# ACTION ITEM:
Search the records for the string "date" and copy every line in which it appears.

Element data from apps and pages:
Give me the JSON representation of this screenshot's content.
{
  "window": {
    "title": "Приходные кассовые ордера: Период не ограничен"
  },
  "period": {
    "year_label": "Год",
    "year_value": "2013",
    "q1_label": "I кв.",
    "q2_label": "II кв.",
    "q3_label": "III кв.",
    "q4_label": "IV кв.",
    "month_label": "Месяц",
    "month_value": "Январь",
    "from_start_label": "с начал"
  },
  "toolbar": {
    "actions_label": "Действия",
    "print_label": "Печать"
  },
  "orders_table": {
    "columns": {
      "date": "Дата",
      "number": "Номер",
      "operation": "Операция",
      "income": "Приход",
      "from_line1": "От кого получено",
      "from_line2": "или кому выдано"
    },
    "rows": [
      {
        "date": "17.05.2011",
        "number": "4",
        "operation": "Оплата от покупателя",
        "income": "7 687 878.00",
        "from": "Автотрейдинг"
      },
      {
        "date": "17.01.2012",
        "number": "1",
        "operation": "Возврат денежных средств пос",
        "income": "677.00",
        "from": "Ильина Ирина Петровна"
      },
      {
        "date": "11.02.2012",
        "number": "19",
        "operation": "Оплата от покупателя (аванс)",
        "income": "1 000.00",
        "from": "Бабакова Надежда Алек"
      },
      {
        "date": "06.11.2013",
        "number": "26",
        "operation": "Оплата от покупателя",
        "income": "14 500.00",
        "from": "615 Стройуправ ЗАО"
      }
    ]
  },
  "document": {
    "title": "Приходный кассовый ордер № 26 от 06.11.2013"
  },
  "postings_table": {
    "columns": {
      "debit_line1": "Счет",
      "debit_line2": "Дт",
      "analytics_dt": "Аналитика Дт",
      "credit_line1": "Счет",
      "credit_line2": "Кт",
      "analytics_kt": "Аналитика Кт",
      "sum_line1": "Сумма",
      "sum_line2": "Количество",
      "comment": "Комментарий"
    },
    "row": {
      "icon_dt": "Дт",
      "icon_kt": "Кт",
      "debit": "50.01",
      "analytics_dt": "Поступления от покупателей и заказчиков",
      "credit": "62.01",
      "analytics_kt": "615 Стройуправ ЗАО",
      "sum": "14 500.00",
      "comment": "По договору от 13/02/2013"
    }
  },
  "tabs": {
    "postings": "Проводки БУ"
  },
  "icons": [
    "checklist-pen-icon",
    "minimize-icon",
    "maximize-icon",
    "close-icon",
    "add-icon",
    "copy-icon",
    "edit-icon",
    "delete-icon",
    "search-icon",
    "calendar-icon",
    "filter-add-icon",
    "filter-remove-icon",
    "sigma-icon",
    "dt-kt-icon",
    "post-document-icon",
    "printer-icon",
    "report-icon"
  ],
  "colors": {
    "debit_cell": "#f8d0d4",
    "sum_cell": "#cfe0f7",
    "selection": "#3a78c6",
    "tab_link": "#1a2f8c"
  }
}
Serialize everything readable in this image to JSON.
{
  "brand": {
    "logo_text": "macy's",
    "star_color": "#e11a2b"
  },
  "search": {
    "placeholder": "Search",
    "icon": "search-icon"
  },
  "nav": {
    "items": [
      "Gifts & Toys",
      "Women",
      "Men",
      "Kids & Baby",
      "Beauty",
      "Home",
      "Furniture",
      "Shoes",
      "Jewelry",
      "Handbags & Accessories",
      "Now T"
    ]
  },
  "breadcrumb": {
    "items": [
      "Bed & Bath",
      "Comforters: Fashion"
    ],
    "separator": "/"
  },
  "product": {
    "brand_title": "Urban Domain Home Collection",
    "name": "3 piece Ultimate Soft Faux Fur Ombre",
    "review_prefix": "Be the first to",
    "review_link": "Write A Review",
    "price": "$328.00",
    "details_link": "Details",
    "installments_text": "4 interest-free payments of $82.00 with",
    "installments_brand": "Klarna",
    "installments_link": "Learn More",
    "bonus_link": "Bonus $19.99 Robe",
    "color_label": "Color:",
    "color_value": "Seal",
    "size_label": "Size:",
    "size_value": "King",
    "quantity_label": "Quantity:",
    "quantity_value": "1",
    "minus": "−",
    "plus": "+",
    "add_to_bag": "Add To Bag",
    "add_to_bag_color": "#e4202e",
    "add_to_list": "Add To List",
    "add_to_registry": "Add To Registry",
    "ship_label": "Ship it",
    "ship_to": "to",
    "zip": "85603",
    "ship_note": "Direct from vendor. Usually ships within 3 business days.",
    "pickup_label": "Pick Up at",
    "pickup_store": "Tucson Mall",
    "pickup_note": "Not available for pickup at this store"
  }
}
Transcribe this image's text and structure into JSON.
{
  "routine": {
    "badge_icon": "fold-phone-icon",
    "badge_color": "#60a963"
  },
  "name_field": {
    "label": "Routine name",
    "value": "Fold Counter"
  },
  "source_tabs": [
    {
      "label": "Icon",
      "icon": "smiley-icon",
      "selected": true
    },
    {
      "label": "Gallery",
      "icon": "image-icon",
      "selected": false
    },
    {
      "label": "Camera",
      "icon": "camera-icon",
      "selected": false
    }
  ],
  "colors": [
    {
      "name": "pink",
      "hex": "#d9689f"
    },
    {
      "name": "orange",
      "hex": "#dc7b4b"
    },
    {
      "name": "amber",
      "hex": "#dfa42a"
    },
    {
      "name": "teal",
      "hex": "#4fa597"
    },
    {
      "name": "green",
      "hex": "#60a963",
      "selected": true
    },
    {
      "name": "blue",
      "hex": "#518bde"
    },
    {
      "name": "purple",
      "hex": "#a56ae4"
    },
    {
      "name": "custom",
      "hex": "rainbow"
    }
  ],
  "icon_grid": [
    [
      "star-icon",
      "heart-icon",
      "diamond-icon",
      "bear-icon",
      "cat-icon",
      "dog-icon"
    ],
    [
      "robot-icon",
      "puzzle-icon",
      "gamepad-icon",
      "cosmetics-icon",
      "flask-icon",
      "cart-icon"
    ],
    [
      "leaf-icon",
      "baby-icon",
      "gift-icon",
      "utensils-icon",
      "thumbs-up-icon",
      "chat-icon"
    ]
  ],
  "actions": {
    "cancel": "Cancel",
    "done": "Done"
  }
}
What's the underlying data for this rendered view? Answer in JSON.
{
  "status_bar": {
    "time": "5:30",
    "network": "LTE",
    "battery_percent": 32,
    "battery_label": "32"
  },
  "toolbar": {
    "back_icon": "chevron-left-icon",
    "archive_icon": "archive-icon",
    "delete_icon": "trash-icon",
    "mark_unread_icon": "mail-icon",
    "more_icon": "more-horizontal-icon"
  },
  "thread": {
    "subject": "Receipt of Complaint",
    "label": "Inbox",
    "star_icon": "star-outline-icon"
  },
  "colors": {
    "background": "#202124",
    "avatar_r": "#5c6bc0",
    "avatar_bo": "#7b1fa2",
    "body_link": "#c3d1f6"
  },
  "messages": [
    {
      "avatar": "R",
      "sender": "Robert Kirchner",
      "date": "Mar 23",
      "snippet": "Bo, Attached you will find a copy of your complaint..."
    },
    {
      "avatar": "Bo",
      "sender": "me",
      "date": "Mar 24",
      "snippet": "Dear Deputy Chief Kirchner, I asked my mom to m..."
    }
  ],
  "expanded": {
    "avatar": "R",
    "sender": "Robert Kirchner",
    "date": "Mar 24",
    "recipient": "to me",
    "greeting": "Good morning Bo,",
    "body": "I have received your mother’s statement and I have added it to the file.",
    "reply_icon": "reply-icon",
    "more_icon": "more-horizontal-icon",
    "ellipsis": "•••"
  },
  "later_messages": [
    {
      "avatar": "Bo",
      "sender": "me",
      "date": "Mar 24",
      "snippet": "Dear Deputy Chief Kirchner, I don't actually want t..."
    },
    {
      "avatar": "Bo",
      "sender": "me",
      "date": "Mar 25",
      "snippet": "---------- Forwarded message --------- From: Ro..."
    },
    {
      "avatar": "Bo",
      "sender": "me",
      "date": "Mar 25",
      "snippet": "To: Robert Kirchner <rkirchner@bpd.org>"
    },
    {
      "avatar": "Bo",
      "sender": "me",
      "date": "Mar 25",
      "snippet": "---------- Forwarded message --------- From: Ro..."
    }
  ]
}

# RESPONSE TO THIS EXERCISE:
      "date": "Дата",
        "date": "17.05.2011",
        "date": "17.01.2012",
        "date": "11.02.2012",
        "date": "06.11.2013",
      "date": "Mar 23",
      "date": "Mar 24",
    "date": "Mar 24",
      "date": "Mar 24",
      "date": "Mar 25",
      "date": "Mar 25",
      "date": "Mar 25",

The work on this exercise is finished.